Mayan clothing for public events was more elaborate and exuberant than Mayan clothing for everyday life. Public events mainly included a performance of various rituals or ceremonial duties. Mayan clothing for the ruling elite during these public events consisted of large and lavish outfits decorated with feathers and various precious stones which reflected their high status in society. Important elements of these outfits included feathered headdresses, jade jewelry, and clothing made from the skin of various animals, particularly jaguars.
Singing and dancing were essential elements of Mayan public life. This included religious ceremonies, festivals, and even wars. It was common to use large costumes made of jade and feathers for these ceremonies. These costumes were also often decorated with exotic materials of a variety of sort. For dancing, participants usually wore large back-racks with long feathers. Mayan clothing and costumes for dancing events were designed to be light despite their elaborate nature so that it was easy to move around and dance.
War was an important part of Mayan culture since different city-states often clashed with each other. Elaborate preparations were made for war and this also included Mayan clothing for warriors and fighters. Special kinds of protective clothing was developed as means of defense. Essential elements of this Mayan clothing for warriors and fighters included padded mantle often made from twisted cotton or thick leaves, animal skin, and large shields decorated with feathers and animal hide.
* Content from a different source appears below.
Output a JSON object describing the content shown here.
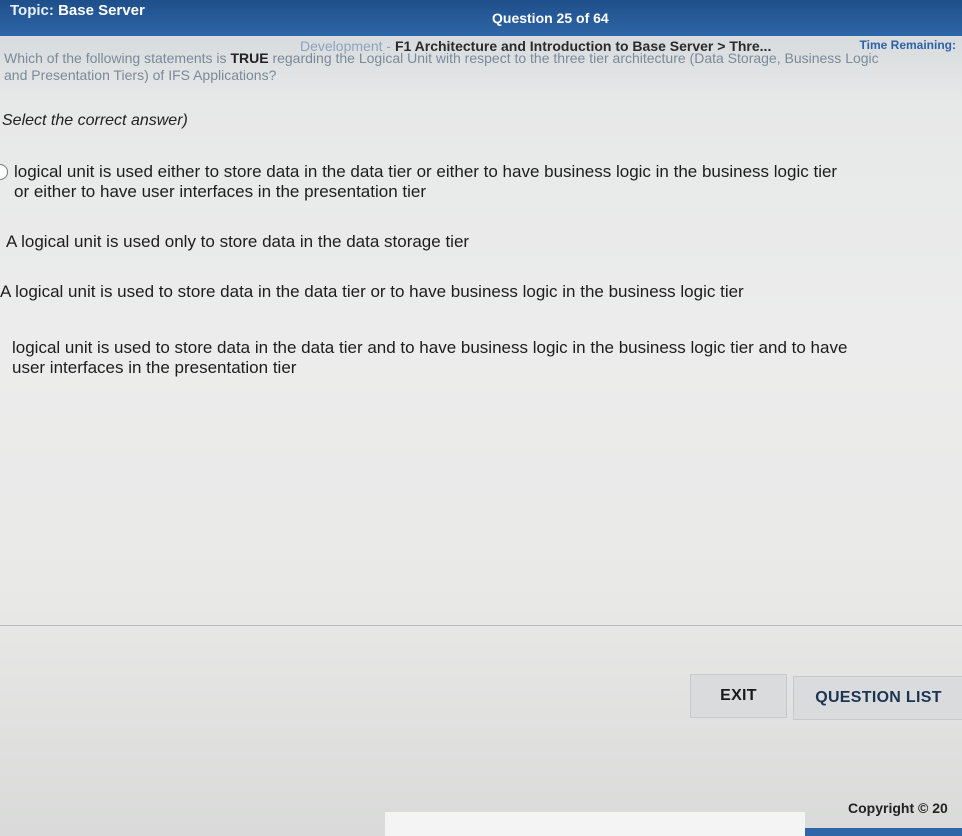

Warriors often also wore elaborate headdresses and jewelry, although the costumes of Mayan warriors were not as elaborate and embellished as the costumes of later Aztec warriors.
Footwear was an important part of the overall Mayan clothing and just like the dresses, the quality and decoration of the footwear depended on the social status of the wearer. The most common form of footwear were sandals that had straps with two thongs, one of which went in the space between the first and the second toe while the other one went between the third and fourth toe. People from lower classes used simple sandals made of un-tanned animal skin while people form elite classes used more elaborate footwear.
Mayan civilisation had a rich culture and a hierarchical society where rights and privileges of the people depended on their social status. This was true for Mayan clothing as well since people from the lower classes were not allowed to wear certain types of clothes reserved for royalty and the nobility, just like medieval Europe. People from the upper classes made use of elaborate and lavish clothing along with expensive headdresses and precious stones. Footwear of the elite was also more decorated while the common people went about in simple clothing and footwear. Different kinds of Mayan clothing were reserved for different public events.